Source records
▽
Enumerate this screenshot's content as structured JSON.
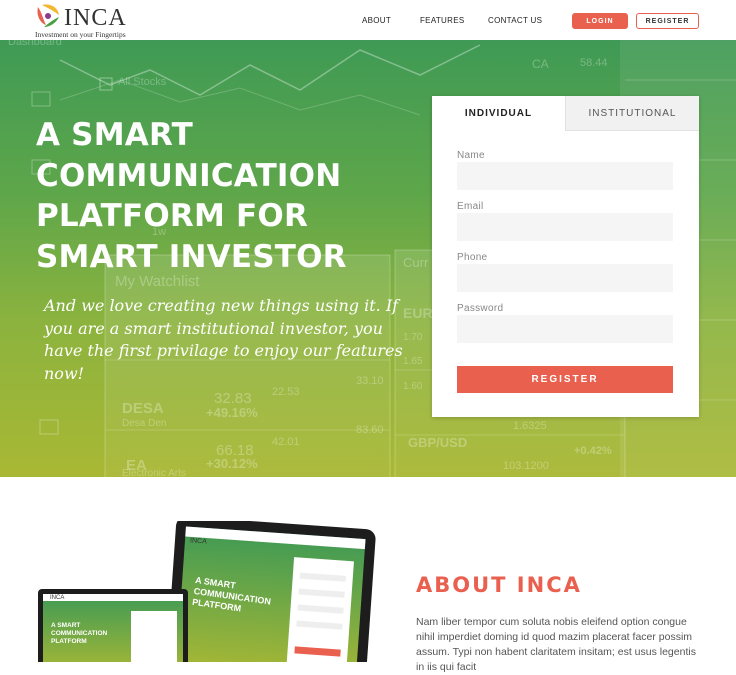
{
  "brand": {
    "name": "INCA",
    "tagline": "Investment on your Fingertips"
  },
  "nav": {
    "links": [
      "ABOUT",
      "FEATURES",
      "CONTACT US"
    ],
    "login_label": "LOGIN",
    "register_label": "REGISTER"
  },
  "hero": {
    "title": "A SMART COMMUNICATION PLATFORM FOR SMART INVESTOR",
    "subtitle": "And we love creating new things using it. If you are a smart institutional investor, you have the first privilage to enjoy our features now!",
    "background_text": {
      "dashboard": "Dashboard",
      "all_stocks": "All Stocks",
      "watchlist": "My Watchlist",
      "curr": "Curr",
      "eur": "EUR",
      "desa": "DESA",
      "desa_sub": "Desa Den",
      "desa_price": "32.83",
      "desa_change": "+49.16%",
      "ea": "EA",
      "ea_sub": "Electronic Arts",
      "ea_price": "66.18",
      "ea_change": "+30.12%",
      "gbpusd": "GBP/USD",
      "rate1": "1.6325",
      "rate2": "103.1200",
      "ca": "CA",
      "pct": "+0.42%",
      "nums": [
        "22.53",
        "33.10",
        "42.01",
        "83.60",
        "1.70",
        "1.65",
        "1.60",
        "58.44"
      ],
      "one_w": "1w"
    }
  },
  "form": {
    "tabs": [
      "INDIVIDUAL",
      "INSTITUTIONAL"
    ],
    "active_tab": "INDIVIDUAL",
    "fields": [
      {
        "label": "Name",
        "value": ""
      },
      {
        "label": "Email",
        "value": ""
      },
      {
        "label": "Phone",
        "value": ""
      },
      {
        "label": "Password",
        "value": ""
      }
    ],
    "submit_label": "REGISTER"
  },
  "about": {
    "title": "ABOUT INCA",
    "text": "Nam liber tempor cum soluta nobis eleifend option congue nihil imperdiet doming id quod mazim placerat facer possim assum. Typi non habent claritatem insitam; est usus legentis in iis qui facit"
  },
  "mockup": {
    "brand": "INCA",
    "title": "A SMART COMMUNICATION PLATFORM"
  },
  "colors": {
    "accent": "#e9604f",
    "hero_green": "#4fa152",
    "hero_olive": "#a9b834"
  }
}
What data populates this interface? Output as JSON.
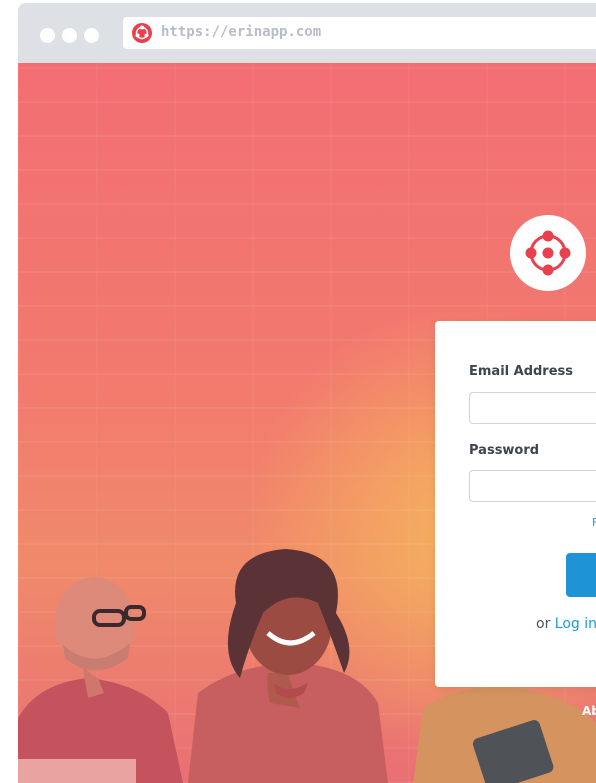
{
  "browser": {
    "url": "https://erinapp.com"
  },
  "login": {
    "email_label": "Email Address",
    "email_value": "",
    "password_label": "Password",
    "password_value": "",
    "forgot_link": "F",
    "alt_prefix": "or",
    "alt_link": "Log in"
  },
  "footer": {
    "about_link": "Ab"
  },
  "colors": {
    "primary": "#1e94d6",
    "brand_red": "#e8404c",
    "background_coral": "#f36e73",
    "background_orange": "#f6b65c"
  }
}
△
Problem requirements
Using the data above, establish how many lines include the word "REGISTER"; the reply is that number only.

Reply to the task
2